Instructions to follow
Whenever a line below holds the word "JSON", copy that line.

------------------------------------------------------------

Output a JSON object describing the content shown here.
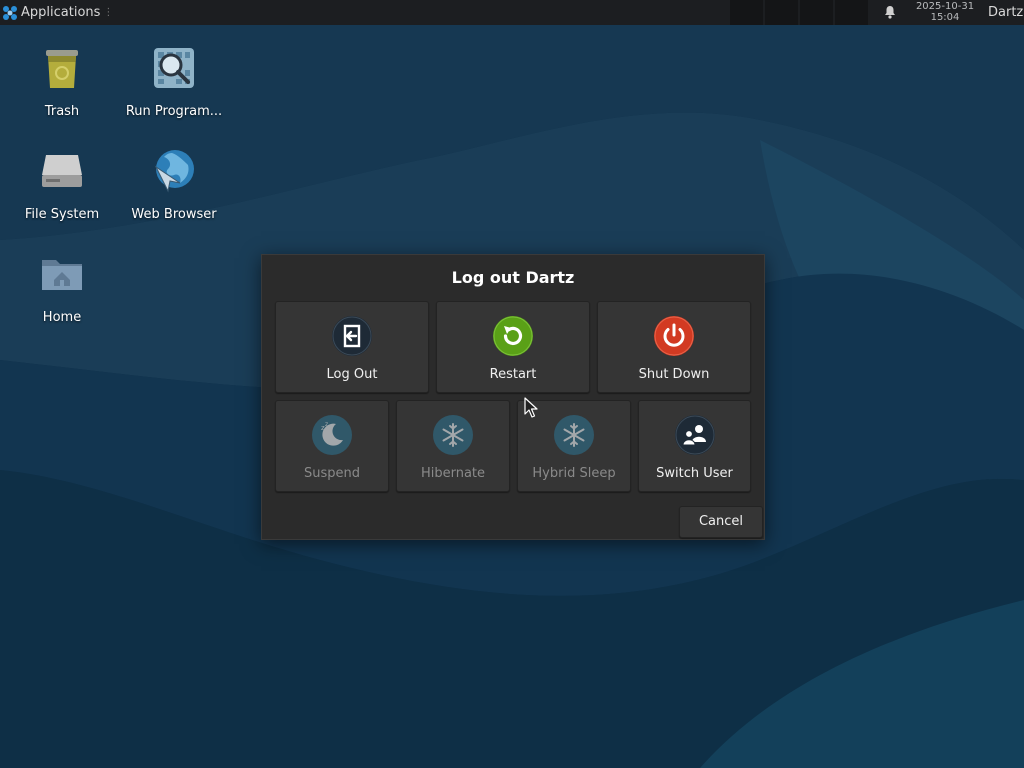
{
  "panel": {
    "applications_label": "Applications",
    "clock_date": "2025-10-31",
    "clock_time": "15:04",
    "user": "Dartz"
  },
  "desktop": {
    "icons": [
      {
        "label": "Trash",
        "icon": "trash-icon"
      },
      {
        "label": "Run Program...",
        "icon": "run-program-icon"
      },
      {
        "label": "File System",
        "icon": "file-system-icon"
      },
      {
        "label": "Web Browser",
        "icon": "web-browser-icon"
      },
      {
        "label": "Home",
        "icon": "home-folder-icon"
      }
    ]
  },
  "dialog": {
    "title": "Log out Dartz",
    "actions": [
      {
        "label": "Log Out",
        "icon": "log-out-icon",
        "enabled": true
      },
      {
        "label": "Restart",
        "icon": "restart-icon",
        "enabled": true
      },
      {
        "label": "Shut Down",
        "icon": "shut-down-icon",
        "enabled": true
      },
      {
        "label": "Suspend",
        "icon": "suspend-icon",
        "enabled": false
      },
      {
        "label": "Hibernate",
        "icon": "hibernate-icon",
        "enabled": false
      },
      {
        "label": "Hybrid Sleep",
        "icon": "hybrid-sleep-icon",
        "enabled": false
      },
      {
        "label": "Switch User",
        "icon": "switch-user-icon",
        "enabled": true
      }
    ],
    "cancel_label": "Cancel"
  },
  "colors": {
    "desktop_bg": "#0f3048",
    "panel_bg": "#1c1e21",
    "dialog_bg": "#2b2b2b",
    "button_bg": "#353535",
    "restart_green": "#5aa017",
    "shutdown_red": "#d23a22",
    "suspend_teal": "#2d6e8a"
  }
}
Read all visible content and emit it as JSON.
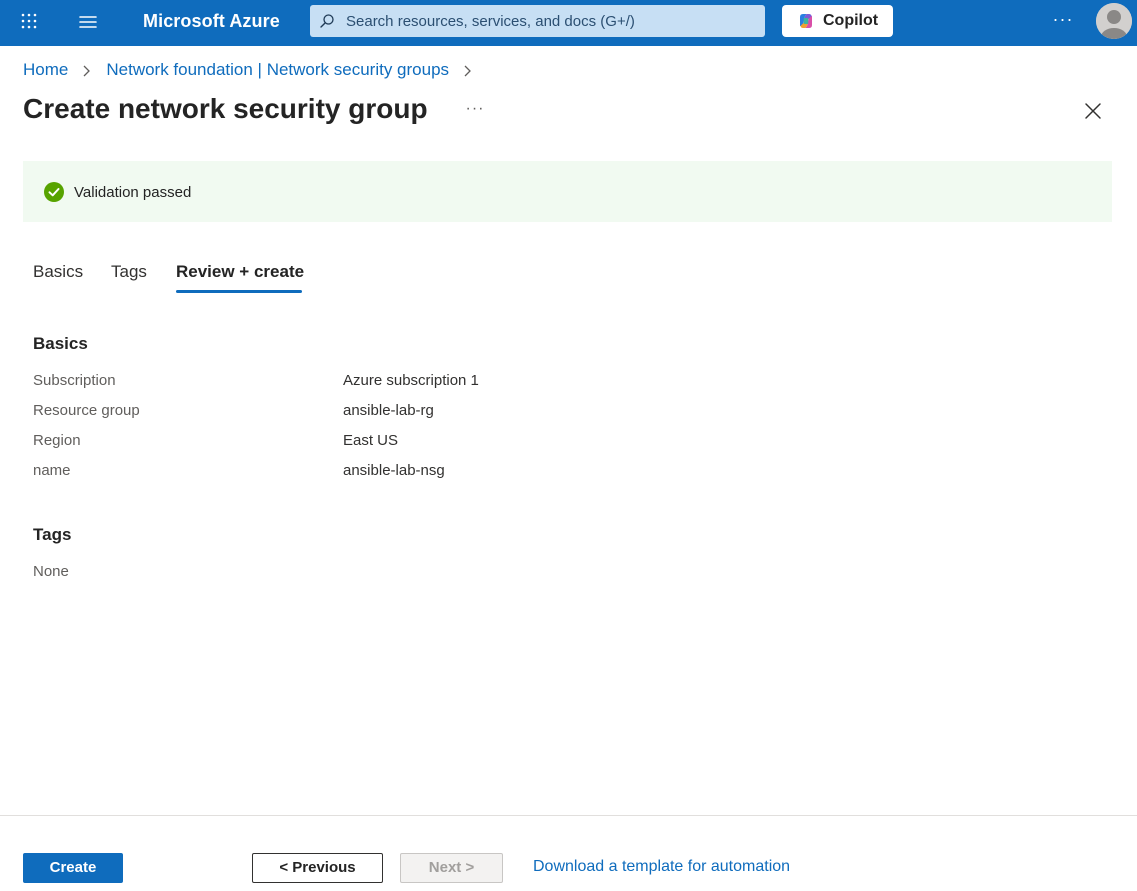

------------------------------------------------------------

Answer space
Output a JSON object describing the content shown here.
Read all visible content and emit it as JSON.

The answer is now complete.